y-intercept (x=0)

$$y= -(0) + 7$$
$$y=7$$
$$(0,7)$$

x-intercept (y=0)

$$0= -x + 7$$
$$x=7$$
$$(7,0)$$

So the graph looks like:
Finding the Equation of a Straight Line by using the Graph

You need to have 2 points (or be able to see exactly where they are and could be intercepts but do not need to be) so that we can calculate the gradient. You may be able to see the y-intercept but we can also find it by substitution.
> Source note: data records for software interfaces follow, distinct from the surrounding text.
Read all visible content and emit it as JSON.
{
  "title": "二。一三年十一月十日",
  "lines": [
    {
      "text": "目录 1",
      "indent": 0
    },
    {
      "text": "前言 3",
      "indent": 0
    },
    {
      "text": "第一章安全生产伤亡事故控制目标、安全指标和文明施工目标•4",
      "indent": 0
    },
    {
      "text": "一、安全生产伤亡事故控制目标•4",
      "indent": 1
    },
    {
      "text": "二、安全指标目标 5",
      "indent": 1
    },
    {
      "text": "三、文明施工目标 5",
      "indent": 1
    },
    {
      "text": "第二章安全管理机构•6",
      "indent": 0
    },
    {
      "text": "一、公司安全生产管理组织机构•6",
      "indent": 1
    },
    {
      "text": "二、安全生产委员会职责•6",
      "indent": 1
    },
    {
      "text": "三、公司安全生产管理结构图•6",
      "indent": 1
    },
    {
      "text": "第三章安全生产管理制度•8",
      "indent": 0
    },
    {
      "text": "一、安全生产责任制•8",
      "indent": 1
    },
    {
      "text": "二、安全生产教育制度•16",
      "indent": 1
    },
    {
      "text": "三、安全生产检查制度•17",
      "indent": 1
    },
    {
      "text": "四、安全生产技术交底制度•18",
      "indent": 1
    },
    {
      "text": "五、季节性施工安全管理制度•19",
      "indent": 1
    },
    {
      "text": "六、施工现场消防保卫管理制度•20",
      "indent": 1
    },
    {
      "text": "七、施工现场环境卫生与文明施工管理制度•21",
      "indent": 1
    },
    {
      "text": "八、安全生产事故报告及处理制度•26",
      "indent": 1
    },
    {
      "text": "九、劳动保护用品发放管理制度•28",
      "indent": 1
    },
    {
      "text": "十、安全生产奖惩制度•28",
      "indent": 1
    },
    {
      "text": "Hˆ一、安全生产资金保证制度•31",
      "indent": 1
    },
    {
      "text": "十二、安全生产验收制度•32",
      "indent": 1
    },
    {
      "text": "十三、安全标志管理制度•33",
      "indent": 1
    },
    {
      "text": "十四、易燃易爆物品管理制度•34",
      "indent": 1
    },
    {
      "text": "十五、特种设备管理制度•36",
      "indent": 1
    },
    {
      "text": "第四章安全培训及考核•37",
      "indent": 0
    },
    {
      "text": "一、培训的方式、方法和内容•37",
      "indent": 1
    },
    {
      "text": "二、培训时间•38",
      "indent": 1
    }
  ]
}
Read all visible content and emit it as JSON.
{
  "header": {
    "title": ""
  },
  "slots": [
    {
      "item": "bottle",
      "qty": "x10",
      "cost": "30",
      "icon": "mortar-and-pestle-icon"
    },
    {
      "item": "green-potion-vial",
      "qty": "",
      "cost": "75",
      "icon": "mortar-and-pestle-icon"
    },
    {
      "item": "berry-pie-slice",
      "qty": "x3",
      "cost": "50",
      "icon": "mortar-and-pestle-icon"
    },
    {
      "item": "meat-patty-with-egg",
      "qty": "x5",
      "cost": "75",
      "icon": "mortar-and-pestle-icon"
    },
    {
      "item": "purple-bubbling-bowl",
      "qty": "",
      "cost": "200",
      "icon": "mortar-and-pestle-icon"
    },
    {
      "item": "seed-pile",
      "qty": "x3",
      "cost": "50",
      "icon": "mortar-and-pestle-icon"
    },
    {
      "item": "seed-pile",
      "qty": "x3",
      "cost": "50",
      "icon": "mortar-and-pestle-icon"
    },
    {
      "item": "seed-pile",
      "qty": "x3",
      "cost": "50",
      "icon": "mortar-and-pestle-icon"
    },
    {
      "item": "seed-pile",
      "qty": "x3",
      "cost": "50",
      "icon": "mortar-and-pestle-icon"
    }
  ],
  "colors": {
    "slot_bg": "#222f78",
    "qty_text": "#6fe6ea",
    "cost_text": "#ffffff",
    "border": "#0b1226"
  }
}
Example: You are given 2 points $$E(-1, -\frac{9}{7})$$ and $$F(2, \frac{33}{7})$$. Find the equation of the straight line that goes through these 2 points.

Plot the points and draw a line through them

The Gradient (m) of a straight line is the slope characterized by the change in y-coordinates over the change in x-coordinates. It is always constant (the same) when dealing with a straight line!

$$m = \frac{\Delta y}{\Delta x}$$

where $$\Delta$$ means change.

$$m = \frac{y_2 - y_1}{x_2 - x_1}$$

In this Example, we need to choose which point is the 1st and which is the 2nd (It doesn't matter). Say E is the 1st and F is the 2nd. We write:

$$m_{EF} = \frac{y_F - y_E}{x_F-x_E}$$

if you say $$m_{FE} = \frac{y_E - y_F}{x_E - x_F}$$ you will get the same answer. Try it!

$$m_{EF} = \frac{\frac{33}{7} - (- \frac{9}{7})}{2 - (-1)}$$

$$= \frac{(\frac{42}{7})}{3}$$

$$\frac{6}{3} = 2$$

$$y = 2x + c$$

Substitute in a point (any). Say $$E(-1, -\frac{9}{7})$$

$$-\frac{9}{7} = 2(-1) + c$$

$$-\frac{9}{7} = -2 + c$$

$$-\frac{9}{7} + 2 = c$$

$$c = -\frac{9}{7} + \frac{14}{7}$$

$$c = \frac{5}{7}$$

$$y = 2x + \frac{5}{7}$$

which is the equation of the straight line so we are finished.

Restrictions on the Domain

The way we have been drawing these straight lines uses an assumption that $$x \in \mathbb R$$ (i.e. x is any element of the real number system).

Lets use a simple example of  $$y = x + 1$$

Note that x can be any real number and it extends to numbers you cannot see on the graph by showing with arrows that the graph continues.

Restrictions on x

Lets say for example:

a) x = {-1, 0 , 1} then the graph would look like:
In this case. These 3 points make up the entire graph with a restricted domain.

b) $$x \in [-1,1]$$ or $$-1 \leq x \leq 1$$. The graph would look like:
where the graph does not continue.

Note that similar restrictions are possible on the y-values but when we restrict the y-values, we say we are restricting the range instead of domain.